The great part about a personal budgeting simulation is that you can include as many facets of finance as is appropriate for your class. My small group of seniors calculated taxes and net pay, living expenses, car payments, credit card payments, student loan payments, entertainment estimates, retirement plans, short-term savings, personal hygiene costs, groceries, and budgeting toward one fun trip. That’s why the simulation took over a month. However, this isn’t just an assessment project; I found it best to teach these concepts as we went along. There were always parts of the learning that pupils could fairly independently jump right into- such as finding an apartment, buying a car, or planning a trip- but some aspects really need to be taught. For example, we spent one day reviewing the differences between an IRA, Roth IRA, and 401k. This is a great chance to inspire long-term saving by showing yield graphs based on various plans. Consider spending several days discussing compound and simple interest, completing practice problems together. Taxes will also take a few days to cover depending on the depth you want to take. Each class meeting consisted of a lesson on one aspect of the project and often a review or question time on previous concepts. Again, this can be whatever you need it to be, but I encourage you to make an assignment like this a community learning journey and not the end product of a unit’s study.

The Benchmark Budget

Take at least a full day, preferably in the computer lab, to show budgeters how to create their automated spreadsheet. You can find simple instructions online, but practice it yourself a few times before you demonstrate it to the class. Kids should end up with a six-month budget that adds up their income and subtracts expenses in various categories. They will also end up with a monthly savings, which can be averaged to determine a personal savings rate.

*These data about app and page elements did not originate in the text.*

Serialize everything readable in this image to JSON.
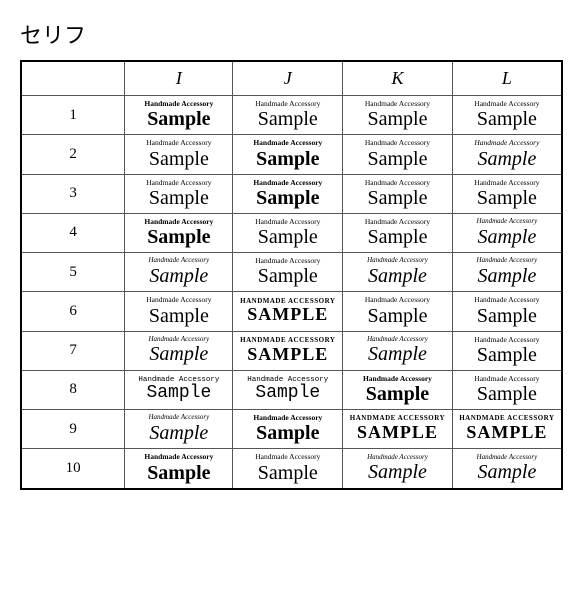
{
  "section": {
    "title": "セリフ"
  },
  "table": {
    "col_headers": [
      "",
      "I",
      "J",
      "K",
      "L"
    ],
    "small_text": "Handmade Accessory",
    "large_text": "Sample",
    "rows": [
      {
        "num": "1"
      },
      {
        "num": "2"
      },
      {
        "num": "3"
      },
      {
        "num": "4"
      },
      {
        "num": "5"
      },
      {
        "num": "6"
      },
      {
        "num": "7"
      },
      {
        "num": "8"
      },
      {
        "num": "9"
      },
      {
        "num": "10"
      }
    ]
  }
}
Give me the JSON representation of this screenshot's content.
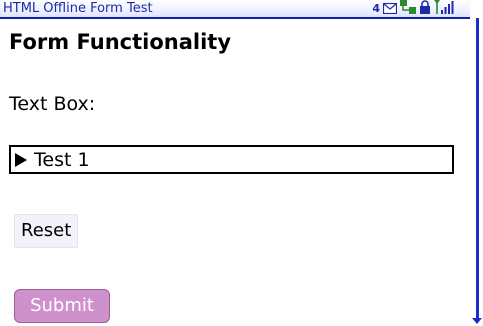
{
  "window": {
    "title": "HTML Offline Form Test"
  },
  "status_bar": {
    "battery_count": "4",
    "icons": [
      "message-envelope-icon",
      "network-icon",
      "lock-icon",
      "signal-antenna-icon"
    ]
  },
  "main": {
    "heading": "Form Functionality",
    "text_box_label": "Text Box:",
    "text_box_value": "Test 1",
    "reset_label": "Reset",
    "submit_label": "Submit"
  },
  "colors": {
    "title_text": "#1d2aa8",
    "title_border": "#0f1fb0",
    "scrollbar": "#1b2fc8",
    "submit_bg": "#cf91cb",
    "reset_bg": "#f3f2fa"
  }
}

The Final Financial Summary

The final step for each learner is to create a poster demonstrating their simulated lifestyle choices and the calculations that accompanied them. Encourage them to personalize the poster with pictures of their hypothetical lives. Were they able to live within their means? What sacrifices had to be made? Was this a livable salary? What steps do they need to take to earn this salary? What would they need to do to earn a larger salary? What sacrifices had to be made?

Here is the packet I handed out on the first day of this project. Learners filled it out as they went, using it as a guide to inform their final posters and budgets. I must also credit the Grossmont Union High School District Teacher Exchange. I got the original assignment from this exchange and then modified it for my students.

More Budgeting Resources on Lesson Planet:

7 Ways for Gen Xers to Help Secure Their Retirement

Help scholars better understand their retirement options and the reasons it's never too early to start saving. They begin thinking about the type of retirement they want and compare low and high-risk strategies. Keep in mind the calculator link may not work. 

Somebody Has to Pay for It: 16th Amendment and the Income Tax

After seeing much of their gross income go to the government, learners will be eager to understand the reasoning. Explore the history behind income taxes through the Constitution and the Sixteenth Amendment. Is the modern federal income tax as relevant today as it was when it was first enacted?

My Bank, My Budget, My Decisions!

For younger learners, this is a great way to introduce personal budgeting and incorporate a service project as the class focuses on philanthropy and donations.

Buying Cars/Financing Cars Compound Interest

Practice with compound interest scenarios including car and retirement payments. Learners apply exponential growth to real-world concepts and complete practice worksheets.